Here are a few common features between these two kinds of tests:
- Diagnostic Tests: Antigen tests and NAAT tests can be used as diagnostic tests that are used to determine any infectious agent, for instance, bacteria or viruses, within a sample of a patient’s body. They are designed to give an indication of whether or not the pathogen is present within the body.
- Infectious Disease Detection: Both tests can be used to detect an array of diseases that are infectious, such as respiratory illnesses (e.g. COVID-19 or influenza) as well as sexually transmitted diseases (e.g., HIV, Chlamydia) and various microbiological diseases.

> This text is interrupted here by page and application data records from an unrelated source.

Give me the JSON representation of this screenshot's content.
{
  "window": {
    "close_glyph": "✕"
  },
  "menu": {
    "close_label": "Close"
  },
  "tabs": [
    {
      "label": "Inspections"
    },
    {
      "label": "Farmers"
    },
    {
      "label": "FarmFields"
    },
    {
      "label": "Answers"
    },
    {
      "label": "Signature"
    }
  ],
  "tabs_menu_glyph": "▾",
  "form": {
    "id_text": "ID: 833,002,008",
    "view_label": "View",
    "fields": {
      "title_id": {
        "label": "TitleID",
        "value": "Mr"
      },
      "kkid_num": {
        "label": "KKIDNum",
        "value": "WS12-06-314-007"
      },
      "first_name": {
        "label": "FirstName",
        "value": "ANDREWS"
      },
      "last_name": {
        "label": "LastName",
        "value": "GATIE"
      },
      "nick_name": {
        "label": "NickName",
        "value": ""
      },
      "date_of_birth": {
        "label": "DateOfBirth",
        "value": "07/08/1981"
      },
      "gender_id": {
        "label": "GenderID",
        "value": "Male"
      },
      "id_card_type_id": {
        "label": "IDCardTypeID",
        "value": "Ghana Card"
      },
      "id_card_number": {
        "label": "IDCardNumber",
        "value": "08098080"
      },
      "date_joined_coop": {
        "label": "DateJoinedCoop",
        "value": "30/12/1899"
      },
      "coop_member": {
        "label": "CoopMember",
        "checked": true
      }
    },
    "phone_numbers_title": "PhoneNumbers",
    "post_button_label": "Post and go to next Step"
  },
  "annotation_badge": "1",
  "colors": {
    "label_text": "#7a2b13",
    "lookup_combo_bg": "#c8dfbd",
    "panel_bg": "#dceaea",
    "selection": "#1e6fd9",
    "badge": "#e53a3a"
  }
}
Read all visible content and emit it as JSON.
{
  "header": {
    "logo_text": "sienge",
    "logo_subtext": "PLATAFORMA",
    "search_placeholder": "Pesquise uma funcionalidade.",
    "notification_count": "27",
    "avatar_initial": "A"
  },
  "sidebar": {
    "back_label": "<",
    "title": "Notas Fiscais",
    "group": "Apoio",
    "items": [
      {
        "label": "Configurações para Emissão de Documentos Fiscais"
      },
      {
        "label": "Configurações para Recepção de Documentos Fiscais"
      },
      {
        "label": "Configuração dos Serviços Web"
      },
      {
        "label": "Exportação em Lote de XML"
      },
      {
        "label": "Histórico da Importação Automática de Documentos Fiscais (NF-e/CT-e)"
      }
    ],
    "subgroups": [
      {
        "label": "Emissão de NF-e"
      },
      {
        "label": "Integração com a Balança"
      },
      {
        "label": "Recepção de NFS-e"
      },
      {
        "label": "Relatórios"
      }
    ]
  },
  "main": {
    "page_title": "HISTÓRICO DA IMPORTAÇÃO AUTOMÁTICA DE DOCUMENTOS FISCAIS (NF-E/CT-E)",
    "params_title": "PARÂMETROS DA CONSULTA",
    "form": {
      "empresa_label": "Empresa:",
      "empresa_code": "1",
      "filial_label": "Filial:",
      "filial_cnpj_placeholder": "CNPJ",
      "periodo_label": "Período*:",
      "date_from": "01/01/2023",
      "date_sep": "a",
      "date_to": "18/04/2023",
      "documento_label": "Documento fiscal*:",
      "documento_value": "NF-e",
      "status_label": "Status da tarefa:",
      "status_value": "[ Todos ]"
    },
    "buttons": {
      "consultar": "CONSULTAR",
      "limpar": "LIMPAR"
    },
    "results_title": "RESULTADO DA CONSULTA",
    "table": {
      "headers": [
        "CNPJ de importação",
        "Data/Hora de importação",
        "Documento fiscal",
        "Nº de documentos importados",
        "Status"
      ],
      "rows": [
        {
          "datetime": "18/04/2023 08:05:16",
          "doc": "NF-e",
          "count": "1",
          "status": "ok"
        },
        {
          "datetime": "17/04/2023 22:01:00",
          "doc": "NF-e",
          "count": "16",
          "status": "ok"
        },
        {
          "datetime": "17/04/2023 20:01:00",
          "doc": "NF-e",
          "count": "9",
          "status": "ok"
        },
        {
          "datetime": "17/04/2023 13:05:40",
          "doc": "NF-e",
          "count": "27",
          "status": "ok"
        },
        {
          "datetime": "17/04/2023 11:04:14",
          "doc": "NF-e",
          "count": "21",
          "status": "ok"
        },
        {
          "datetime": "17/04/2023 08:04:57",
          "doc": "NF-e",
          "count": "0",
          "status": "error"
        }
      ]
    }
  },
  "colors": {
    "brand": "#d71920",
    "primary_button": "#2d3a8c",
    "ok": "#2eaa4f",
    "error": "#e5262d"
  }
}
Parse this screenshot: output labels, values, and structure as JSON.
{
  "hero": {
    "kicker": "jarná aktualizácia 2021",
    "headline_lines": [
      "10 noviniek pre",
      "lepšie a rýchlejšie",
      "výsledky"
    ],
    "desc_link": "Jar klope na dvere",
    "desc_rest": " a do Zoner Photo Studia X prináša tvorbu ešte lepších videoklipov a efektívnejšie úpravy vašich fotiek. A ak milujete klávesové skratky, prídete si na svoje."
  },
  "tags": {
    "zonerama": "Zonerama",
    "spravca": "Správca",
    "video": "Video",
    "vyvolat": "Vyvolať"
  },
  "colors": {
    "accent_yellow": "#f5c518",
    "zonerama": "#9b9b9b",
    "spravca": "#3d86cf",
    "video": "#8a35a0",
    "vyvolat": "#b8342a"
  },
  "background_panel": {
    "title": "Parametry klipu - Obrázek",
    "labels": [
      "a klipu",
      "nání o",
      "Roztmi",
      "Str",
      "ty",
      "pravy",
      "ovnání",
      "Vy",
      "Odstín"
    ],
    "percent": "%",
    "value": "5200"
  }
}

- Clinical utility: Both types of tests are beneficial instruments in clinical medicine to aid in the diagnosis and treatment of patients. Health professionals utilize the results to help make treatment decisions isolate patients suffering from infection and then implement the appropriate public health measures.
- Sample Collection: Tests for NAAT and antigen generally necessitate the taking of biosamples including nasopharyngeal samples, throat swabs as well as blood specimens, based on the test being performed and the pathogen being tested.
- Laboratory-based: Both kinds of tests are typically conducted in lab settings however, rapid antigen tests can be conducted in point-of-care facilities because of their ease of use.
- Quality Control: Quality controls are vital for both NAAT and antigen tests to ensure the accuracy and reliability of the results. Correct handling of samples and methods of handling are crucial.
- Control of Regulatory Oversight: Both tests fall under oversight from regulatory agencies as well as quality control measures to guarantee their security and efficacy for use in clinical settings.
- The impact on public health: Both tests play significant roles in the public health field such as disease surveillance monitoring of outbreaks, and tracking of contact. They help in understanding the transmission and prevalence of infections within communities.
- Follow-up testing: In certain cases particularly when the results are not conclusive or there is a need to confirm that both NAAT and antigen tests might require follow-up tests to verify the initial results.
- World Response to Pandemics: These tests have been a key part of the worldwide response to pandemics like COVID-19, a pandemic. They’ve been used in a wide range of tests to identify and distinguish infected individuals.
Although NAAT and antigen tests have a lot in common It is important to understand their distinctions, especially in terms of sensitivity, precision as well as speed of results, and price, since these variables affect their functions in clinical practice as well as public health programs. The decision of which test to choose is dependent on the particular situation and the testing goals.
Antigen as well as NAAT (Nucleic Acid Amplification Test) tests play a crucial role in diagnosing infections Each with its own advantages and drawbacks. Antigen tests are quick and cost-effective, which is ideal for screening quickly, while NAATs have high sensitivity and precision and are therefore essential for confirming the diagnosis.
The selection of the two tests is based on the context of the patient and the combination of speed and precision needed for efficient disease management. Understanding the differences and similarities is vital for health professionals as well as individuals looking for a timely and accurate diagnosis of infectious diseases.